Content starts
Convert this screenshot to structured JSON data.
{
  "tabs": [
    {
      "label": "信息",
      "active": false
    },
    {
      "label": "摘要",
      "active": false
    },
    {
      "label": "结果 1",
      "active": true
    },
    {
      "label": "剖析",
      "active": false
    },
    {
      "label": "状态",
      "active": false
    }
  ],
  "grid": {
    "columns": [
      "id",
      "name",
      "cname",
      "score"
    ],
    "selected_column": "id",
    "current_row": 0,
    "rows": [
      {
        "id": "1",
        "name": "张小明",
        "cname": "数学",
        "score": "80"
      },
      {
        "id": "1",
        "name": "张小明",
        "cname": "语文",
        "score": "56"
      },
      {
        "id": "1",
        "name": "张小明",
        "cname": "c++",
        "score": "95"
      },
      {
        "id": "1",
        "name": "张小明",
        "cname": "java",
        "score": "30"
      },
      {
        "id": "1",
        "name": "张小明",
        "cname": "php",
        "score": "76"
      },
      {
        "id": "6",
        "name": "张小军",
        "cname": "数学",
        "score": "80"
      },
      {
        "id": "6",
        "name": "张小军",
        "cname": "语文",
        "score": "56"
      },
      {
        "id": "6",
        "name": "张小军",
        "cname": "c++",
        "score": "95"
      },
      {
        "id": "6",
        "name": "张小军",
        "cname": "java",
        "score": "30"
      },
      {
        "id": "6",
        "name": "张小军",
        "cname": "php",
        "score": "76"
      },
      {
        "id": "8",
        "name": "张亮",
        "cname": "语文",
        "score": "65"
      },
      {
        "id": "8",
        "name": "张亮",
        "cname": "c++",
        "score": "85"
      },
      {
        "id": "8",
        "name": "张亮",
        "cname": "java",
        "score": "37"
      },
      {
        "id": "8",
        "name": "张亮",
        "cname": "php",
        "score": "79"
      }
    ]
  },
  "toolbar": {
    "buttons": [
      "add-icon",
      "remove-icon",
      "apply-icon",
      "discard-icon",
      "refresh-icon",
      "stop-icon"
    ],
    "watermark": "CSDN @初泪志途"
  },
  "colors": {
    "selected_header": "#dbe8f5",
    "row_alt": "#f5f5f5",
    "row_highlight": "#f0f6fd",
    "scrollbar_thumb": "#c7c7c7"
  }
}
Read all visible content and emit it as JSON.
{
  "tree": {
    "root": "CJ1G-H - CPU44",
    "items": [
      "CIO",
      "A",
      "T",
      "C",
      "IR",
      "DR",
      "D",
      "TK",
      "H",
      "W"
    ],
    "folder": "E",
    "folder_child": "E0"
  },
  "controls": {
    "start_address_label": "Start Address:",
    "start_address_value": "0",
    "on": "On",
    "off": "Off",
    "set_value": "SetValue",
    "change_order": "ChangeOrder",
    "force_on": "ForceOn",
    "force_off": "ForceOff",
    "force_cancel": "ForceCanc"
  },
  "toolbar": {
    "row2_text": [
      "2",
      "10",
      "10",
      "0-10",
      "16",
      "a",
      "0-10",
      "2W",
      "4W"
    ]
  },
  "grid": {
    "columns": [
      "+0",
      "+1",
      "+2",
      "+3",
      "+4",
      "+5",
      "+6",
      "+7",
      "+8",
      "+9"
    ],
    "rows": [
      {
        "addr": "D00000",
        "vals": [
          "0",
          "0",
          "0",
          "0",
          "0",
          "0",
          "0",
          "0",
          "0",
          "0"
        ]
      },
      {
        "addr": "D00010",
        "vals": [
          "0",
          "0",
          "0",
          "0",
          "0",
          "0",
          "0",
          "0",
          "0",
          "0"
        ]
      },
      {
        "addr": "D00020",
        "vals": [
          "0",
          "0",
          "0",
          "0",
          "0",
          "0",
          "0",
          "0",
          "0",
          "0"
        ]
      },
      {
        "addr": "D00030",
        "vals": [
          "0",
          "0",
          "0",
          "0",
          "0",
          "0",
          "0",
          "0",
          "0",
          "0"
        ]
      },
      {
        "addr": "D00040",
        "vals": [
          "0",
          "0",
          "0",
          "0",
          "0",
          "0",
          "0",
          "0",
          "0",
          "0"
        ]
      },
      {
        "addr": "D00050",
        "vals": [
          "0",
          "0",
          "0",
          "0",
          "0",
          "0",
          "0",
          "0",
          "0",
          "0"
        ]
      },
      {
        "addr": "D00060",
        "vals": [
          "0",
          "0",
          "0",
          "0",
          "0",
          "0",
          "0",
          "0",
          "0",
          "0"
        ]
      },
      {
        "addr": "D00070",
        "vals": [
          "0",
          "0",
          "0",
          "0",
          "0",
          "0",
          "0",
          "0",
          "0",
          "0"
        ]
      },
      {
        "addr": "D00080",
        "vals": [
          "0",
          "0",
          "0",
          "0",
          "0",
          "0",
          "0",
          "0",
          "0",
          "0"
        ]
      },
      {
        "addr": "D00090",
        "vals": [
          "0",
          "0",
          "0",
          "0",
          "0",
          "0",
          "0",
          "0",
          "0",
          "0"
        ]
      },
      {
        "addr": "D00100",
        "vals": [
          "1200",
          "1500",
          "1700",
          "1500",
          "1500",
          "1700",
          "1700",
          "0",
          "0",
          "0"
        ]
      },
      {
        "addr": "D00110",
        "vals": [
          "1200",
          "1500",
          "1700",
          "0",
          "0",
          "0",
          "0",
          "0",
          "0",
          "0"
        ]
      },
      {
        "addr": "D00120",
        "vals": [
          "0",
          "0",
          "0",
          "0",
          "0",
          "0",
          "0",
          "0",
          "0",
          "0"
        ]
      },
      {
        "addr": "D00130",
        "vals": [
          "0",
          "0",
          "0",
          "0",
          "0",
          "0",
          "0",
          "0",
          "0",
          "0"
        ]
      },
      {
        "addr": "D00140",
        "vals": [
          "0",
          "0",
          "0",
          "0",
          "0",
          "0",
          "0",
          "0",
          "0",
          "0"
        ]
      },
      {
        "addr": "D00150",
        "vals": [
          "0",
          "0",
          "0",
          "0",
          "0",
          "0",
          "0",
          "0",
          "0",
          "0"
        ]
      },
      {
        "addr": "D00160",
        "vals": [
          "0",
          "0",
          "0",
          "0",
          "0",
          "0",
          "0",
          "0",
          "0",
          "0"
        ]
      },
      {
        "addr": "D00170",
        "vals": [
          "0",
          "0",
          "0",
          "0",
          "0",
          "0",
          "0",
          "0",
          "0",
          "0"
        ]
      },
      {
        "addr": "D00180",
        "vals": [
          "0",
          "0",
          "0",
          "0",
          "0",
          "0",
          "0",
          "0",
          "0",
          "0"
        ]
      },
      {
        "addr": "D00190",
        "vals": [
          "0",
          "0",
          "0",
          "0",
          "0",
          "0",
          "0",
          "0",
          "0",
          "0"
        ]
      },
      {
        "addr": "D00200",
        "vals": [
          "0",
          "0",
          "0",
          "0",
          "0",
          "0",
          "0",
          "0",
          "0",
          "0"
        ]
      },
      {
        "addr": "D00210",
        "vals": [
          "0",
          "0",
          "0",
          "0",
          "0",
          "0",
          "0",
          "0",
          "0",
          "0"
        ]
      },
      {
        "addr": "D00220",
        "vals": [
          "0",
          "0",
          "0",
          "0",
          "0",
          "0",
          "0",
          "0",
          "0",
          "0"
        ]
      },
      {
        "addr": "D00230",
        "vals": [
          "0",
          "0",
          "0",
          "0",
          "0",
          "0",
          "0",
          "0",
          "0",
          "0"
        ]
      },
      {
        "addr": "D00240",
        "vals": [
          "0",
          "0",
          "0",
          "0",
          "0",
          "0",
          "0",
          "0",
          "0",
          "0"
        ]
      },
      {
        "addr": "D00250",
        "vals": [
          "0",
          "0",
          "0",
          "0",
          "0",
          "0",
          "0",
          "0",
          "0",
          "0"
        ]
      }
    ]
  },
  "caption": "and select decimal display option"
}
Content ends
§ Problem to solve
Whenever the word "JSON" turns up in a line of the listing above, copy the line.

§ Written response
Convert this screenshot to structured JSON data.
Read all visible content and emit it as JSON.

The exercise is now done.